‘Today we celebrate Pandit Ravi Shankar, who was born 96 years ago today. Shankar evangelized the use of Indian instruments in Western music, introducing the atmospheric hum of the sitar to audiences worldwide. He performed frequently with the violinist Yehudi Menuhin, and composed a concerto with sitar for the London Symphony Orchestra. Shankar also taught George Harrison of the Beatles how to play the sitar, and widely influenced popular music in the 1960s and 70s.
Shankar’s music popularized the fundamentals of Indian music, including raga, a melodic form. Raga, as Shankar explained, has “its own peculiar ascending and descending movement consisting of either a full seven-note octave, or a series of six or five notes in a rising or falling structure.” The distinctive character of Shankar’s compositions attracted the attention of composer Philip Glass, with whom Shankar wrote the 1990 album Passages.’

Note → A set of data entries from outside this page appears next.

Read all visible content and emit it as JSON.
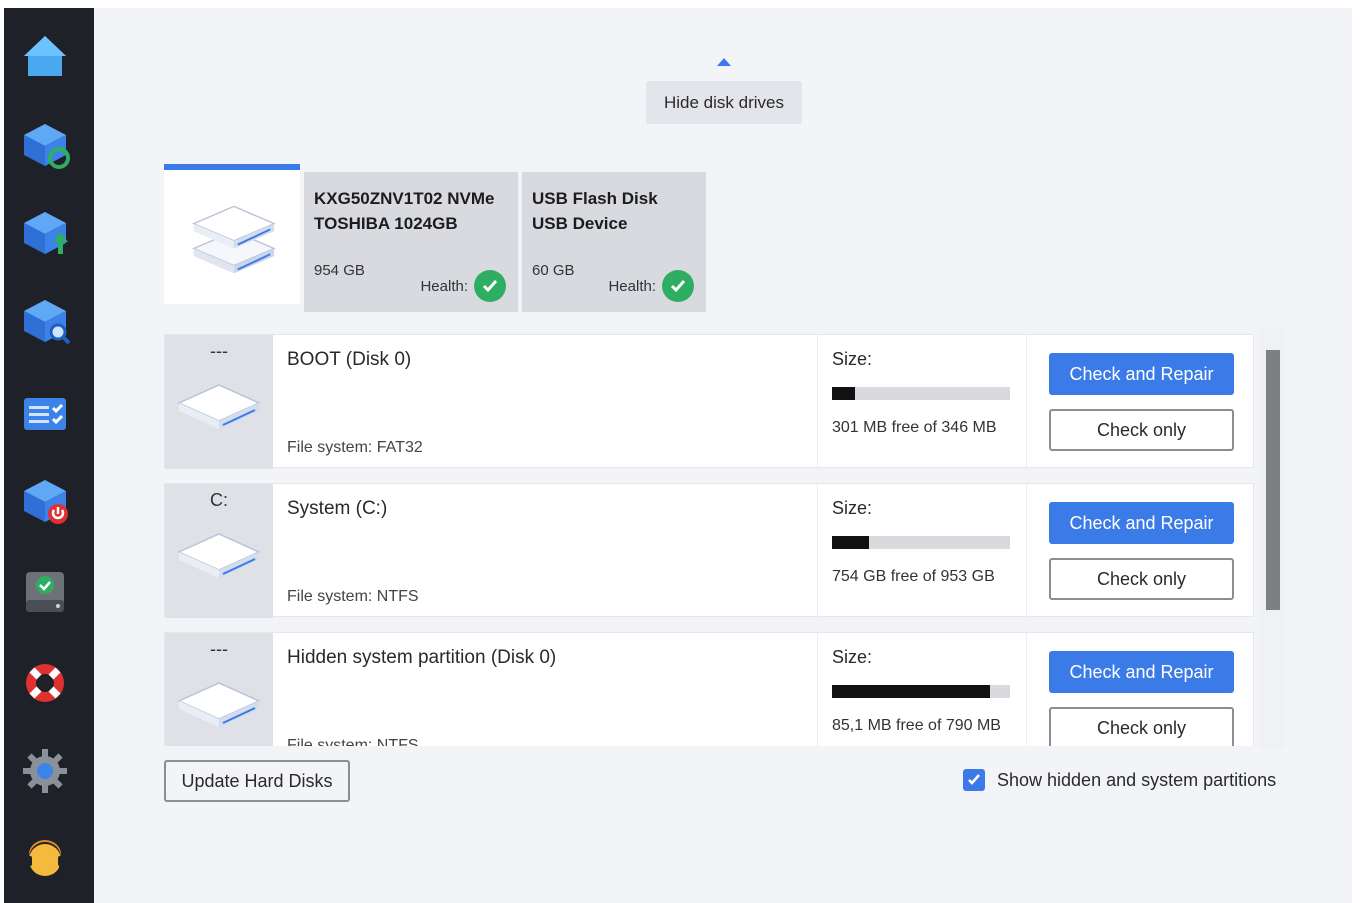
{
  "sidebar": {
    "items": [
      {
        "icon": "home-icon"
      },
      {
        "icon": "backup-restore-icon"
      },
      {
        "icon": "upload-icon"
      },
      {
        "icon": "search-disk-icon"
      },
      {
        "icon": "task-list-icon"
      },
      {
        "icon": "shutdown-icon"
      },
      {
        "icon": "hard-disk-check-icon"
      },
      {
        "icon": "lifebuoy-icon"
      },
      {
        "icon": "gear-icon"
      },
      {
        "icon": "support-agent-icon"
      }
    ]
  },
  "disk_toggle": {
    "label": "Hide disk drives"
  },
  "disks": [
    {
      "name": "KXG50ZNV1T02 NVMe TOSHIBA 1024GB",
      "size": "954 GB",
      "health_label": "Health:",
      "health_status": "ok"
    },
    {
      "name": "USB Flash Disk USB Device",
      "size": "60 GB",
      "health_label": "Health:",
      "health_status": "ok"
    }
  ],
  "partitions": [
    {
      "letter": "---",
      "name": "BOOT (Disk 0)",
      "filesystem": "File system: FAT32",
      "size_label": "Size:",
      "used_fraction": 0.13,
      "free_text": "301 MB free of 346 MB",
      "repair_label": "Check and Repair",
      "check_label": "Check only"
    },
    {
      "letter": "C:",
      "name": "System (C:)",
      "filesystem": "File system: NTFS",
      "size_label": "Size:",
      "used_fraction": 0.21,
      "free_text": "754 GB free of 953 GB",
      "repair_label": "Check and Repair",
      "check_label": "Check only"
    },
    {
      "letter": "---",
      "name": "Hidden system partition (Disk 0)",
      "filesystem": "File system: NTFS",
      "size_label": "Size:",
      "used_fraction": 0.89,
      "free_text": "85,1 MB free of 790 MB",
      "repair_label": "Check and Repair",
      "check_label": "Check only"
    }
  ],
  "footer": {
    "update_label": "Update Hard Disks",
    "show_hidden_label": "Show hidden and system partitions",
    "show_hidden_checked": true
  },
  "colors": {
    "accent": "#3b7be8",
    "sidebar_bg": "#1e2128",
    "health_ok": "#2eae62",
    "content_bg": "#f3f4f8"
  }
}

Here is some amazing footage of his performance at Woodstock.
I often find books by creative people disappointing. Strangely, those who excel in their work often seem inarticulate when it comes to explaining their own genius. For me, Charlie Chaplin is the paradigmatic case. An incomparable genius on the screen, yet his autobiography gives little insight into his talent.
But this is not the case with Words Without Music by Philip Glass. His account of his development as a musician is fascinating. I only wish I knew more about music and music theory. I was particularly interested in his encounters with yoga and Indian music.